Work order> The lines you return should be those containing the string "label", taken from the data below.

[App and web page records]
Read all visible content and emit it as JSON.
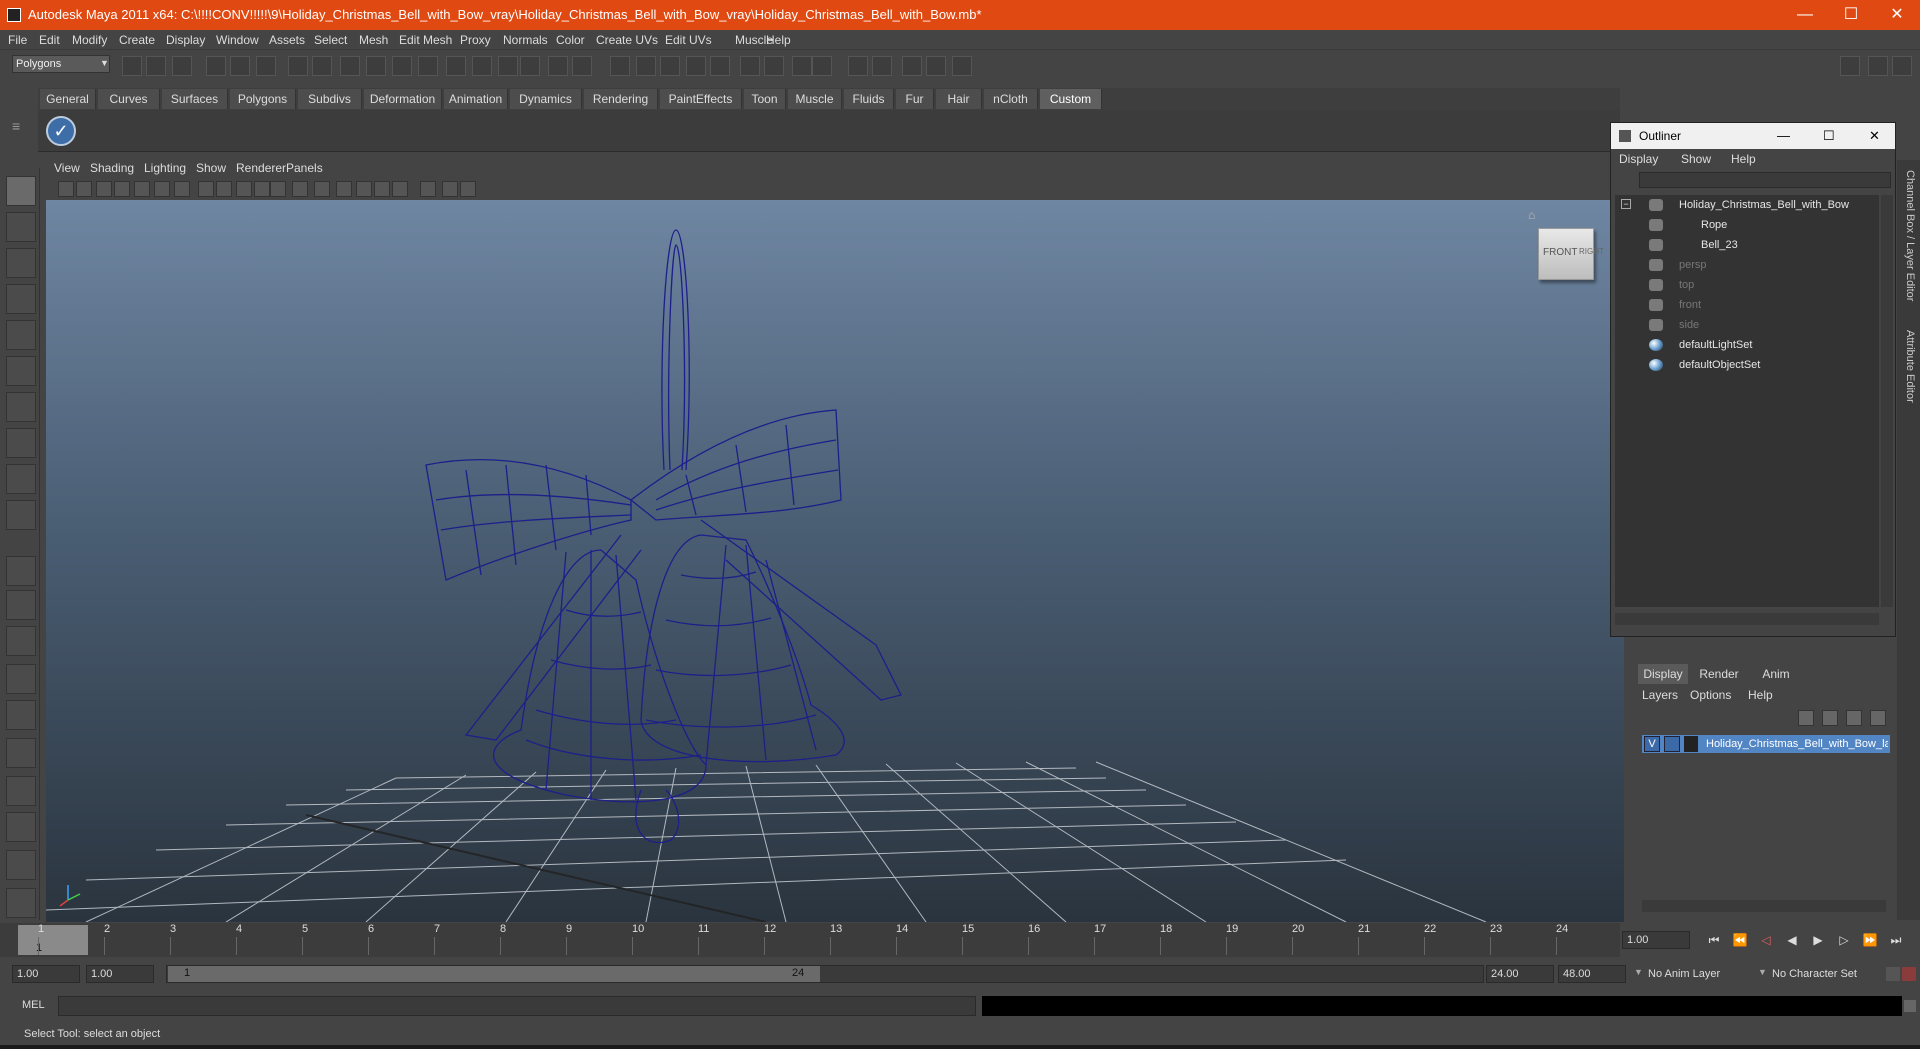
{
  "window": {
    "title": "Autodesk Maya 2011 x64: C:\\!!!!CONV!!!!!\\9\\Holiday_Christmas_Bell_with_Bow_vray\\Holiday_Christmas_Bell_with_Bow_vray\\Holiday_Christmas_Bell_with_Bow.mb*",
    "minimize": "—",
    "maximize": "☐",
    "close": "✕"
  },
  "menubar": [
    "File",
    "Edit",
    "Modify",
    "Create",
    "Display",
    "Window",
    "Assets",
    "Select",
    "Mesh",
    "Edit Mesh",
    "Proxy",
    "Normals",
    "Color",
    "Create UVs",
    "Edit UVs",
    "Muscle",
    "Help"
  ],
  "status_line": {
    "mode": "Polygons"
  },
  "shelf": {
    "tabs": [
      "General",
      "Curves",
      "Surfaces",
      "Polygons",
      "Subdivs",
      "Deformation",
      "Animation",
      "Dynamics",
      "Rendering",
      "PaintEffects",
      "Toon",
      "Muscle",
      "Fluids",
      "Fur",
      "Hair",
      "nCloth",
      "Custom"
    ],
    "active": "Custom",
    "icon": "check-icon"
  },
  "panel_menu": [
    "View",
    "Shading",
    "Lighting",
    "Show",
    "Renderer",
    "Panels"
  ],
  "viewcube": {
    "front": "FRONT",
    "right": "RIGHT"
  },
  "outliner": {
    "title": "Outliner",
    "menu": [
      "Display",
      "Show",
      "Help"
    ],
    "items": [
      {
        "label": "Holiday_Christmas_Bell_with_Bow",
        "indent": 0,
        "dim": false,
        "icon": "group-icon"
      },
      {
        "label": "Rope",
        "indent": 1,
        "dim": false,
        "icon": "mesh-icon"
      },
      {
        "label": "Bell_23",
        "indent": 1,
        "dim": false,
        "icon": "mesh-icon"
      },
      {
        "label": "persp",
        "indent": 0,
        "dim": true,
        "icon": "camera-icon"
      },
      {
        "label": "top",
        "indent": 0,
        "dim": true,
        "icon": "camera-icon"
      },
      {
        "label": "front",
        "indent": 0,
        "dim": true,
        "icon": "camera-icon"
      },
      {
        "label": "side",
        "indent": 0,
        "dim": true,
        "icon": "camera-icon"
      },
      {
        "label": "defaultLightSet",
        "indent": 0,
        "dim": false,
        "icon": "set-icon"
      },
      {
        "label": "defaultObjectSet",
        "indent": 0,
        "dim": false,
        "icon": "set-icon"
      }
    ]
  },
  "layer_editor": {
    "tabs": [
      "Display",
      "Render",
      "Anim"
    ],
    "active": "Display",
    "menu": [
      "Layers",
      "Options",
      "Help"
    ],
    "layer": {
      "visible": "V",
      "name": "Holiday_Christmas_Bell_with_Bow_layer"
    }
  },
  "side_tabs": [
    "Channel Box / Layer Editor",
    "Attribute Editor"
  ],
  "timeline": {
    "ticks": [
      "1",
      "2",
      "3",
      "4",
      "5",
      "6",
      "7",
      "8",
      "9",
      "10",
      "11",
      "12",
      "13",
      "14",
      "15",
      "16",
      "17",
      "18",
      "19",
      "20",
      "21",
      "22",
      "23",
      "24"
    ],
    "current_frame": "1",
    "current_time_field": "1.00"
  },
  "range": {
    "start": "1.00",
    "playback_start": "1.00",
    "slider_start": "1",
    "slider_end": "24",
    "playback_end": "24.00",
    "end": "48.00",
    "anim_layer": "No Anim Layer",
    "character_set": "No Character Set"
  },
  "command": {
    "label": "MEL"
  },
  "help_line": "Select Tool: select an object"
}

Output for this task>
        "label": "Holiday_Christmas_Bell_with_Bow",
        "label": "Rope",
        "label": "Bell_23",
        "label": "persp",
        "label": "top",
        "label": "front",
        "label": "side",
        "label": "defaultLightSet",
        "label": "defaultObjectSet",
    "label": "MEL"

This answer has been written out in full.